One of my personal criteria for judging books that are heavy on the humor in the midst of the SF or mystery or fantasy story is judging what the book would be like without the jokes. The Hitchhiker's Trilogy, for example, would fall apart in seconds (and few rival me for their devotion to that series). Magic 2.0 would hold up pretty well, on the other hand. The Epic Failure series would be another one that would hold up without the jokes. I'm not saying it'd be a masterpiece of SF, but the story would flow, there'd be enough intrigue and action to keep readers turning pages. However, you leave the humor, the jokes and the general whackiness in the books and they're elevated to must-reads.

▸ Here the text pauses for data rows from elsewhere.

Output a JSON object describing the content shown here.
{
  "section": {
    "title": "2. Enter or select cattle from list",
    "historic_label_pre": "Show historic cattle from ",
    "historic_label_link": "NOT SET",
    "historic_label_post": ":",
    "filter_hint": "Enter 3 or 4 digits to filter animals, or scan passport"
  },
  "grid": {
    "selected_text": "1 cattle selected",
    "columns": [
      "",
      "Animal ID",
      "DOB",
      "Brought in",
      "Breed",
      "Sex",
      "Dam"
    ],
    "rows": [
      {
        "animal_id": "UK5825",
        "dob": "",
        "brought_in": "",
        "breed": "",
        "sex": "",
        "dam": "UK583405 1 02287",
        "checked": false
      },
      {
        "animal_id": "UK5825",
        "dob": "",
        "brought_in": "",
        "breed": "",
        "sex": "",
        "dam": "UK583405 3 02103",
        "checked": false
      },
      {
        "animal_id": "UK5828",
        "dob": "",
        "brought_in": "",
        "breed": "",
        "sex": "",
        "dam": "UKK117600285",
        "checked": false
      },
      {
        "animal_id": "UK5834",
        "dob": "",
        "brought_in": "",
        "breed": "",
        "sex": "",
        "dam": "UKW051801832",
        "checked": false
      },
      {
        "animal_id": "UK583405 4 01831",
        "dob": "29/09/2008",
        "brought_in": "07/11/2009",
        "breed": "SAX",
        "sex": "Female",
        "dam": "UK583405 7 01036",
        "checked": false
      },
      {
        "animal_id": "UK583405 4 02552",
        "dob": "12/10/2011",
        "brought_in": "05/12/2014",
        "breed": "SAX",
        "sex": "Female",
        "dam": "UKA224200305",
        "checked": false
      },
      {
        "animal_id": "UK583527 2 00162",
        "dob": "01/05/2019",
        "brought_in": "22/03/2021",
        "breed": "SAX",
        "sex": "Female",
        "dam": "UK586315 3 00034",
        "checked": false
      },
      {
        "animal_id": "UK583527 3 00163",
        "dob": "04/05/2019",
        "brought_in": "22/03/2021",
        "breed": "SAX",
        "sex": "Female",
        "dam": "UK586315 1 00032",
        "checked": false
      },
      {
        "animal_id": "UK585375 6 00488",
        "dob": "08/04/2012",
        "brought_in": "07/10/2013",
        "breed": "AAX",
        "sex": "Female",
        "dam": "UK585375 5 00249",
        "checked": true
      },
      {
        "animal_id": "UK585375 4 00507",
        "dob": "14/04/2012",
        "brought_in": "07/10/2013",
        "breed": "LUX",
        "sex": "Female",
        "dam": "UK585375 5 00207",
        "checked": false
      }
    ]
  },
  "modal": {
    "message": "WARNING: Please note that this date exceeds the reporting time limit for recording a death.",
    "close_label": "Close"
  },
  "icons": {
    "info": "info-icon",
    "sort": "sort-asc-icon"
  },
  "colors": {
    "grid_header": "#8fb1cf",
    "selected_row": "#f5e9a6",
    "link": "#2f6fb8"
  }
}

There are too many puns (technically, more than 1 qualifies for that), there's a series of jokes about the space version of The Art of War that you'd think would get old very quickly, but doesn't -- at all; and Rogers has a couple of bridge officers that make the pilot Flash seem subtle. Somehow, Zieja makes all this excess work -- I thought the humor worked wonderfully here, and I think it'll hold up under repeated readings.
I thoroughly enjoyed this book and can't wait to see where Zieja takes us next.

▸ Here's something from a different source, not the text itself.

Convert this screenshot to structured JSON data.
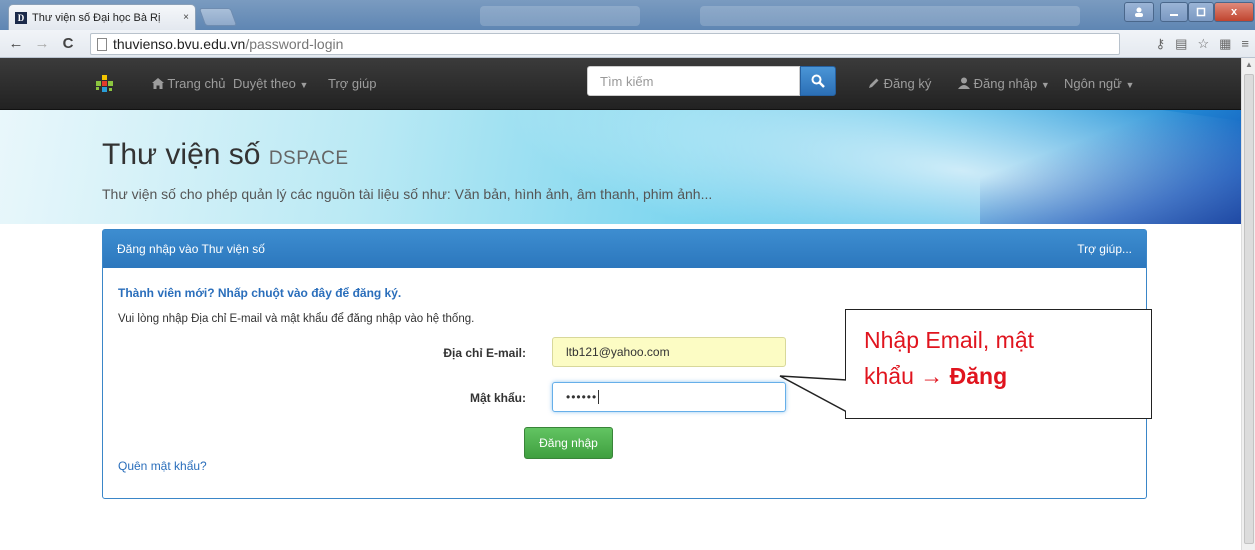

Disclaimer: I received this book ARC from the author, and I can't thank him enough for it, but my opinion is my own and wasn't really influenced by that act (other than giving me something to have an opinion about).
This was kind of a hard book to review, mostly because it almost falls between genres. It's classed as an upper Middle-Grade historical fantasy, which, that's not wrong . . .

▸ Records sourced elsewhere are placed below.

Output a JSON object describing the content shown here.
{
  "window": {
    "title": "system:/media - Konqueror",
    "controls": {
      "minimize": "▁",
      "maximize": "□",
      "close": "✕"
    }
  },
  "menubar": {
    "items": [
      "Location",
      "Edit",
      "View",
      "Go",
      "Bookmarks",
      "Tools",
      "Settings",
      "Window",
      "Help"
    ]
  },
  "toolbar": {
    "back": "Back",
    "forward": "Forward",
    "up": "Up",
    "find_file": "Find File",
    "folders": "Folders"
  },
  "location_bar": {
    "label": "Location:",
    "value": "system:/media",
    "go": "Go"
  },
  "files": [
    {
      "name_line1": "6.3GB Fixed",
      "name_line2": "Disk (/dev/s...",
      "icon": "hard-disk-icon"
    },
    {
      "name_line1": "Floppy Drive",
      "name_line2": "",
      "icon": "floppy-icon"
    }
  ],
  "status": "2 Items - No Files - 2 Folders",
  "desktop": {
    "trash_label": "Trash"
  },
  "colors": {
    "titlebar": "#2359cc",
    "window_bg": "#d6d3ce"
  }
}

I felt like it had more of a classic children's fiction feel to it. It's coming-of-age, and also a sort of epic hero's journey, straddling children's lit and YA in a way that's often done more by adult literary works. It touches on many 'big ideas': deformity, religion/society, acceptance, adoption, trauma, bullying, disability, purpose/identity, fate . . . The format is creative and unique. The story arc stretches from the MC's birth to age 14 and is told in omniscient third person varying with passages in verse.
I'm not sure if there was a meaning to the alternating styles; at some points, I thought the dreamlike verse passages were meant to show the MC's perspective in a closer, almost experiential or sensory format as an infant, a toddler, a mute child . . . but then that didn't necessarily carry through, so perhaps it was more to craft an atmosphere for the story.
The setting is the ancient Mediterranean, and the story picks up on legends of bull dancing. The world feels distinct, grounded and natural, without heavy-handed world-building. It's a world of gods and priestesses, sacrifice and death and surrender. Humans seem very small within it, and as a children's book, it's challenging rather than comforting. There's death and violence and loss, handled in a very matter-of-fact manner, so I'd recommend it for maybe ages 10+, depending on the child. It's not gratuitously violent or graphic, but it's a raw-edged ancient world where killing a deformed child, having pets eaten by wild animals, beating slaves - including children - and sacrificing people as well as animals to the gods is just part of life.
I was very kindly sent a hardcover edition via the Goodreads Giveaways program, and the book production is lovely. It has a bold, graphic cover with some nice foil accents, a printed board cover (which I prefer for kids books due to the durability), fully illustrated internal section pages, and pleasant, spacious typesetting.
Confident, mature young readers will find this an engaging, challenging and meaningful read with an inspiring story arc and some lovely writing. Hesitant readers and very young readers will probably find it a struggle. I'd give it 5/5 as a product, 4/5 as a literary work and 3/5 as kid's entertainment.